## ASSIGNED TASK
Each entry below needs to be reproduced exactly as given.

App and web page records
┄┄┄┄┄┄┄┄┄┄

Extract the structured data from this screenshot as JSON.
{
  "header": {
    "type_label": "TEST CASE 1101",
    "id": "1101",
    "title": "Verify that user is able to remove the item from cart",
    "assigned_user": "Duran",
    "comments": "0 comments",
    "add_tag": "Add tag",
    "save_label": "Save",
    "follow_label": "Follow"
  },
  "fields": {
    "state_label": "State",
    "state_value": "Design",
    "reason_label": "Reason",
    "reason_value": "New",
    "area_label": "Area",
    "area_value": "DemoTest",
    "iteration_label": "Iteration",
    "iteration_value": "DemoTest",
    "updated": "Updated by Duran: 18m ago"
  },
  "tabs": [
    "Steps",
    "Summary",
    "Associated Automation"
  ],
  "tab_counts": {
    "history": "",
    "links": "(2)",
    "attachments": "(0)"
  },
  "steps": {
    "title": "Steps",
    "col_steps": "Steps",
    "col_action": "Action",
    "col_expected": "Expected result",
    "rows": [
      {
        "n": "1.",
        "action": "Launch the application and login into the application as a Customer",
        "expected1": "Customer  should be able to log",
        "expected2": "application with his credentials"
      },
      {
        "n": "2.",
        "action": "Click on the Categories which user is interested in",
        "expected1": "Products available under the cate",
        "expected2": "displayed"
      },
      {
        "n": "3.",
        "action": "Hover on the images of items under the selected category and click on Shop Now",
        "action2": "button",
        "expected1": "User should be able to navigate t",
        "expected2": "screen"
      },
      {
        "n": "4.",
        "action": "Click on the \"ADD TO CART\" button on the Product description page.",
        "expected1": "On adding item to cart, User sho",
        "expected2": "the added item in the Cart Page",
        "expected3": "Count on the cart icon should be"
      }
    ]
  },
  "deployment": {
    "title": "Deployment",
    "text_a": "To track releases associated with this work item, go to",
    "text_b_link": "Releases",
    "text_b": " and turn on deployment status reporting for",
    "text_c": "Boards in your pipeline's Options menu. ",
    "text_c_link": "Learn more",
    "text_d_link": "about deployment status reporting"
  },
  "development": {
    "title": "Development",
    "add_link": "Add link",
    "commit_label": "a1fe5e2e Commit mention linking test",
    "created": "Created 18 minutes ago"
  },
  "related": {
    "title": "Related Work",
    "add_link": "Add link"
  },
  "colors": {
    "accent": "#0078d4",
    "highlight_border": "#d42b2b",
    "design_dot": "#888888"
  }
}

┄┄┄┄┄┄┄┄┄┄

## OUTPUT FOR THIS EXERCISE
Extract the structured data from this screenshot as JSON.
{
  "header": {
    "type_label": "TEST CASE 1101",
    "id": "1101",
    "title": "Verify that user is able to remove the item from cart",
    "assigned_user": "Duran",
    "comments": "0 comments",
    "add_tag": "Add tag",
    "save_label": "Save",
    "follow_label": "Follow"
  },
  "fields": {
    "state_label": "State",
    "state_value": "Design",
    "reason_label": "Reason",
    "reason_value": "New",
    "area_label": "Area",
    "area_value": "DemoTest",
    "iteration_label": "Iteration",
    "iteration_value": "DemoTest",
    "updated": "Updated by Duran: 18m ago"
  },
  "tabs": [
    "Steps",
    "Summary",
    "Associated Automation"
  ],
  "tab_counts": {
    "history": "",
    "links": "(2)",
    "attachments": "(0)"
  },
  "steps": {
    "title": "Steps",
    "col_steps": "Steps",
    "col_action": "Action",
    "col_expected": "Expected result",
    "rows": [
      {
        "n": "1.",
        "action": "Launch the application and login into the application as a Customer",
        "expected1": "Customer  should be able to log",
        "expected2": "application with his credentials"
      },
      {
        "n": "2.",
        "action": "Click on the Categories which user is interested in",
        "expected1": "Products available under the cate",
        "expected2": "displayed"
      },
      {
        "n": "3.",
        "action": "Hover on the images of items under the selected category and click on Shop Now",
        "action2": "button",
        "expected1": "User should be able to navigate t",
        "expected2": "screen"
      },
      {
        "n": "4.",
        "action": "Click on the \"ADD TO CART\" button on the Product description page.",
        "expected1": "On adding item to cart, User sho",
        "expected2": "the added item in the Cart Page",
        "expected3": "Count on the cart icon should be"
      }
    ]
  },
  "deployment": {
    "title": "Deployment",
    "text_a": "To track releases associated with this work item, go to",
    "text_b_link": "Releases",
    "text_b": " and turn on deployment status reporting for",
    "text_c": "Boards in your pipeline's Options menu. ",
    "text_c_link": "Learn more",
    "text_d_link": "about deployment status reporting"
  },
  "development": {
    "title": "Development",
    "add_link": "Add link",
    "commit_label": "a1fe5e2e Commit mention linking test",
    "created": "Created 18 minutes ago"
  },
  "related": {
    "title": "Related Work",
    "add_link": "Add link"
  },
  "colors": {
    "accent": "#0078d4",
    "highlight_border": "#d42b2b",
    "design_dot": "#888888"
  }
}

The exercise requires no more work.